Basically “All of the above” and even more. As user86458 said, it has a lot to do with how the sound travels both inside and outside of the cabinet, which makes both the time- and frequency response, and complex phase response, dependent on the rotation-position and thus on modulation time. What makes it even more complex is that the horn and the woofer rotate separately, and take different times to speed up and slow down. (Though many Leslies have the woofer rotation just completely disabled.)
I found that a Leslie can be modelled quite well as eight sets of impulse-response recordings (two for each microphone and speaker, in orthogonal positions of the movement, respectively). Each of these is like an IR sample you could make of a guitar amp. But then they are mixed together with both time-dependent amplitude and delay, both modulated in sync for each speaker but not in sync between the speakers. All this together creates the rich combination of tremolo, chorus, phasing and resonance/reverberation elements, without however losing the sonically cohesive character of it all working together as one effect instead of separate units for each stacked together. I implemented a Hammond VST instrument whose Leslie works this way – I wouldn't claim it's perfect or as close as commercial Leslie-simulator, not sure what exact tricks these use. But I would say it has unmistakeably Leslie character. That VST can be heard on this recording.

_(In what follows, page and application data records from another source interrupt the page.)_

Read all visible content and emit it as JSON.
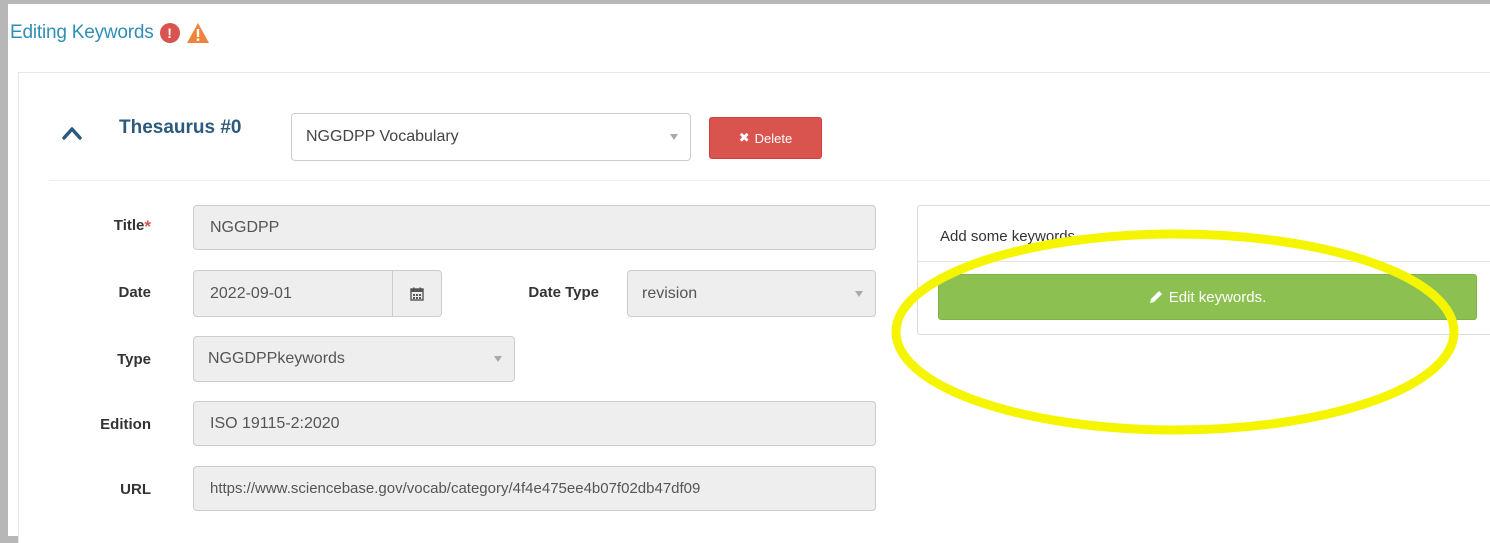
{
  "header": {
    "title": "Editing Keywords",
    "error_icon": "exclamation-circle-icon",
    "warning_icon": "warning-triangle-icon"
  },
  "thesaurus": {
    "label": "Thesaurus #0",
    "vocabulary_selected": "NGGDPP Vocabulary",
    "delete_label": "Delete",
    "collapse_icon": "chevron-up-icon"
  },
  "form": {
    "title_label": "Title",
    "title_required_mark": "*",
    "title_value": "NGGDPP",
    "date_label": "Date",
    "date_value": "2022-09-01",
    "date_type_label": "Date Type",
    "date_type_value": "revision",
    "type_label": "Type",
    "type_value": "NGGDPPkeywords",
    "edition_label": "Edition",
    "edition_value": "ISO 19115-2:2020",
    "url_label": "URL",
    "url_value": "https://www.sciencebase.gov/vocab/category/4f4e475ee4b07f02db47df09"
  },
  "keywords": {
    "hint": "Add some keywords.",
    "edit_label": "Edit keywords."
  },
  "colors": {
    "title_blue": "#2f8fb4",
    "danger": "#d9534f",
    "warning": "#f0843c",
    "success": "#8cc152",
    "highlight": "#f5f500"
  }
}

Simpler combinations, like only syncing together the LFOs of a chorus, tremolo and filter or multiple short reverbs with tremolos, do not give results that I found convincing; it really requires that both amplitudes and phase delays are modulated in the complex way that impulse responses provide.